Falling profits, public spats combined with a drop off in viewers and the prospect of increased competition all suggest difficult times ahead for South Africa's public broadcaster.
On September 18, the South Africa Broadcasting Corporation (SABC) released its results for the 2006-07 financial year, showing that the broadcaster's profits had dropped by R200m ($28m) in the 12-month period, down from $54m the previous year.
Dali Mpofu, SABC chief executive officer, attributed much of this loss to increased spending on infrastructure upgrades and new technology, with $69.4m having been outlayed in these two areas.
"We needed to do massive investments in technology, in people and in various other aspects such as the acquisition of rights and so on, for us to be able to compete meaningfully in that space," Mpofu said when announcing SABC's results.
Mpofu put forward a number of options to boost funding for SABC, including an increase in state support, which currently accounts for 2% only of the broadcaster's total revenue of $600m in the past financial year, compared to 77% from advertising and 18% from licence fees.
In all, SABC operates three television channels and 18 radio stations. All but three of the radio outlets and television station SABC 3 are non-commercial. However, it is the commercial units that carry the rest of the network. This is despite the Independent Communications Authority of South Africa (ICASA) ruling that as of last year, the SABC had to limit its advertising content to 12 minutes in the hour.
One other avenue that SABC is going down is having its programming aired on pay per view television networks, the next big thing in South African media.
Faced with the prospect of a massive increase in competition for viewers, with four new pay television networks scheduled to be launched at the beginning of next year, SABC has applied to the ICASA to enforce an article of the 2005 Electronic Communications Act requiring subscription broadcasters to carry, and pay for, the programmes of the public broadcaster.

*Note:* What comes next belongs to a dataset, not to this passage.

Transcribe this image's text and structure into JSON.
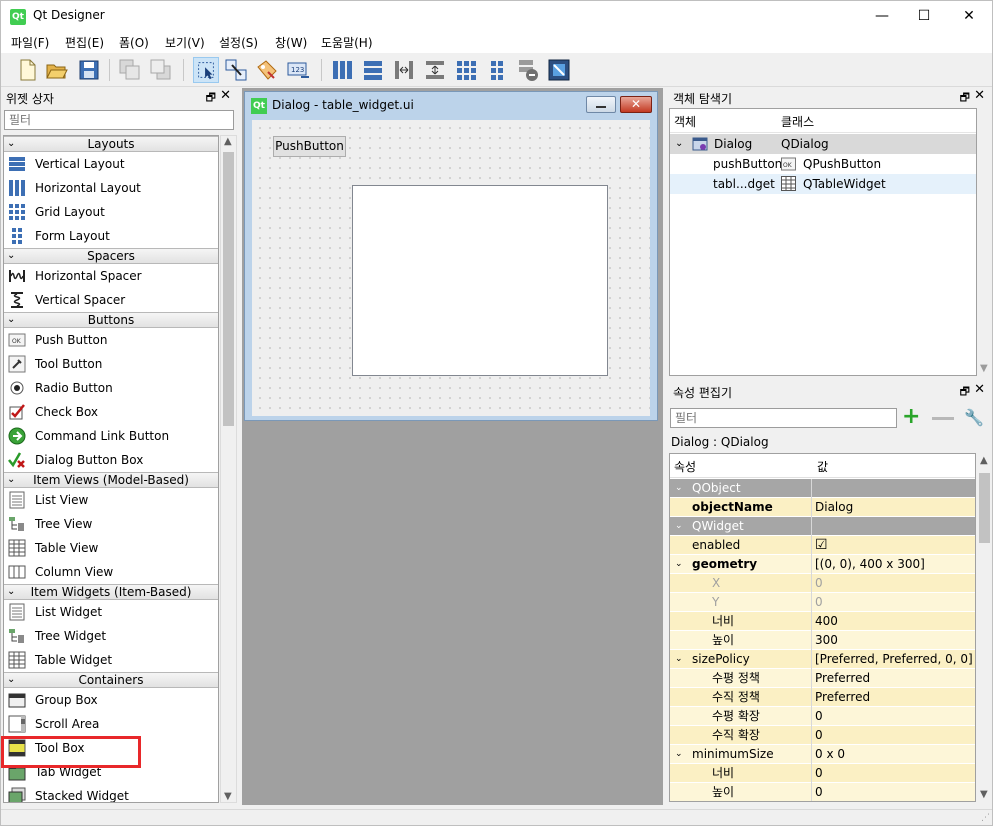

While three of the four new networks are generally amenable to having SABC's channels included on their play list as a public service, being forced to pay for the privilege is another matter.
"There is a cost implication and it might just be unaffordable," Chris van Zyl, a spokesperson for Telkom Media, a subsidiary of Telecom South Africa, told the local press on September 16. "We may have to pay for their content, but do we necessarily want their content?"
However, one of the winners of the new licences, WOWtv, has come out strongly against carrying SABC content. As WOWtv intended to air Christian-based programming, it would be inappropriate for it to also broadcast SABC material, the network's chief financial officer Luyanda Mangquku said on September 16.
"The SABC, or any other broadcaster in South Africa, has a totally contrasting view to what we stand for," Mangquku said.
While SABC may have just cause to require the ICASA to force the new stations to carry its material, it is also embroiled in another "pay for play" story that has done little to improve the broadcaster's image.
A number of South Africa's leading recording artists have claimed SABC affiliates have demanded payment before their work is given air time.
While denying the practice of artists having to pay to get airtime was a SABC policy, a spokesman for the broadcaster said such practices could be taking place at an individual level and that an investigation had been launched into the accusations.
There has also been a public brawl in the media over claims that the hierarchy of the ruling African National Congress ignored the views of deputies when naming candidates to fill vacancies on SABC's board, claims hosed down by the party as being "mischievous and fanciful".
The SABC also has to face another issue, with viewer numbers easing in the past financial year, down 0.6%, a situation that is set to worsen when the South African public become spoiled for choices with the launch of the new subscription networks.